CHIEF CODY TO RETIRE IN 1926 AFTER FIFTY YEARS SERVICE
Veteran Head of Atlanta, Ga.. Fire Department Plans to Resign at End of Next Year — All Want Him to Stay
CHIEF WILLIAM B. CODY, a fire-fighter of national reputation and for over 47 years a member of the Atlanta. Ga., fire department, ten of which he has been at its head, has officially declared his intention of retiring from office at the end of 1926, when he will have completed his half-century of service. This notice he served on Mayor Walter A. Sims and the fire department officials of Atlanta, on January 29. Great regret at this decision of the chief was expressed by the mayor and city officials, who were unanimous in the hope that he would be persuaded to reconsider his decision before the time arrived for him to lay down his office.
Chief Cody was born in W a r r e n County, Ga.. a n d moved to Atlanta when he was seventeen years of age, entering the employ of a lumber concern. A year later he became a member of the fire department, then a volunteer organization, and was assigned to Tallulah Fire Company No. 3. Later, when the department was placed on a paid basis, he was made an officer. He was made chief in 1915, and in 1918 a charter amendment was adopted which provided that Chief Cody should be retained in his position for life, pending his good behavior.
While Chief Cody has passed his sixtieth year, he is of vigorous physique and gives the impression of a man much younger.
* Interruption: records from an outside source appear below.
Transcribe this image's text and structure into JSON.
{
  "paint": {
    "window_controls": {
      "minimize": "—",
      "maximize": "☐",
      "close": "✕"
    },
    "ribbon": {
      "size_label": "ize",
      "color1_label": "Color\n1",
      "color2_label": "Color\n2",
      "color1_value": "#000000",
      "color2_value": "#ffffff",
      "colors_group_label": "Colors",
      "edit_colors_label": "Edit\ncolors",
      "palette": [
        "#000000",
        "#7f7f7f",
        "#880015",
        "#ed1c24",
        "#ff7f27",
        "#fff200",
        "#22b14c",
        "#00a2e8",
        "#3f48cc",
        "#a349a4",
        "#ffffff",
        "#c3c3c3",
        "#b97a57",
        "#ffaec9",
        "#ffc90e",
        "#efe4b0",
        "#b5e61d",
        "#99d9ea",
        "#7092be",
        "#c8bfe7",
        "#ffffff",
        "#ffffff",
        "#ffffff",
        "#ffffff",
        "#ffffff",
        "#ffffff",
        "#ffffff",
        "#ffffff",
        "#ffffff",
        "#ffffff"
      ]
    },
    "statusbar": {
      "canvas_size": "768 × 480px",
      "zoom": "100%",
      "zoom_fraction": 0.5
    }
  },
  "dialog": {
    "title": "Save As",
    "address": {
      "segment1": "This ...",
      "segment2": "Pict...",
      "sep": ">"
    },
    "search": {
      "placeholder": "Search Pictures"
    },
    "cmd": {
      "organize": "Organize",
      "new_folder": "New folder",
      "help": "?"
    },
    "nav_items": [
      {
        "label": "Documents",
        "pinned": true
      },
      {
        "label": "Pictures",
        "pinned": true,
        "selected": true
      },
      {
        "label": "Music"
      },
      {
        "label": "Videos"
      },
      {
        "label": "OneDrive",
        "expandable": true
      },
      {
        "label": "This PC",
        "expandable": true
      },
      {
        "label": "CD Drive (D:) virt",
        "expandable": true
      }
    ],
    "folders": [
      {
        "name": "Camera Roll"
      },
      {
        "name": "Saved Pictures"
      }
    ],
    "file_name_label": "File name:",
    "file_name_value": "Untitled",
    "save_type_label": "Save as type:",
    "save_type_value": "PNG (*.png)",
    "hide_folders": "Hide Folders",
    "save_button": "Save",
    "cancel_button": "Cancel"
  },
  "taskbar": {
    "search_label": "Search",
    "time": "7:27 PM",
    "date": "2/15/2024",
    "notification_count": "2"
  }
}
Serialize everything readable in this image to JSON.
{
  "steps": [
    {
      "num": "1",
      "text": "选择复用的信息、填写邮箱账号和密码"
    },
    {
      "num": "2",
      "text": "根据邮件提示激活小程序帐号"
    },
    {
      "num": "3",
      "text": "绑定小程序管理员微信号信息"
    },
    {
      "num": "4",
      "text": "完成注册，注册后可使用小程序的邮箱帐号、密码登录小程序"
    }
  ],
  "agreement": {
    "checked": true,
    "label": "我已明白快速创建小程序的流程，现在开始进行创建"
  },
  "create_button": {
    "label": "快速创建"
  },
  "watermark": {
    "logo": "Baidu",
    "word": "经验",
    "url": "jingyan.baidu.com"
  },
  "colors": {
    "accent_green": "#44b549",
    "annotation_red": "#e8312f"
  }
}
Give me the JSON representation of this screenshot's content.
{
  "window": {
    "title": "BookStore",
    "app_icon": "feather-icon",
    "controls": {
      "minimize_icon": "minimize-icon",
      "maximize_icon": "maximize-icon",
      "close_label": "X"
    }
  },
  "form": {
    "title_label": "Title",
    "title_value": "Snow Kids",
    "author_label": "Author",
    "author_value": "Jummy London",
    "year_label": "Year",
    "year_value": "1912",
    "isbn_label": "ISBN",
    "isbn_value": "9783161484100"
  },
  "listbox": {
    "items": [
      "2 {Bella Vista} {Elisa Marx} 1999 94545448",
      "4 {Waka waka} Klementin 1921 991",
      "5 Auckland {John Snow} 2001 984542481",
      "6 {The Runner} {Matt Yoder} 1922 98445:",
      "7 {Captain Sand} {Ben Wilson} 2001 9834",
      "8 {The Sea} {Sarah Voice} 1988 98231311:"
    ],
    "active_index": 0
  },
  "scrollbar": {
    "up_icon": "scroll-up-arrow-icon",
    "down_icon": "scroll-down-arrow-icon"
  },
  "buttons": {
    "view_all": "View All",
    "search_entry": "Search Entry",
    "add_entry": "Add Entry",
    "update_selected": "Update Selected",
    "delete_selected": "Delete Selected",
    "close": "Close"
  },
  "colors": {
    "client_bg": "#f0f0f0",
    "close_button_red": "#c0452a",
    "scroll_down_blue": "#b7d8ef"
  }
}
In referring to his contemplated resignation Chief Cody said: “Atlanta has been good to me—mighty good to me. I have now been in harness for nearly a half century. I still feel as young as a man of 40 years, but maybe it will be better for me to step down and give some one else a chance.”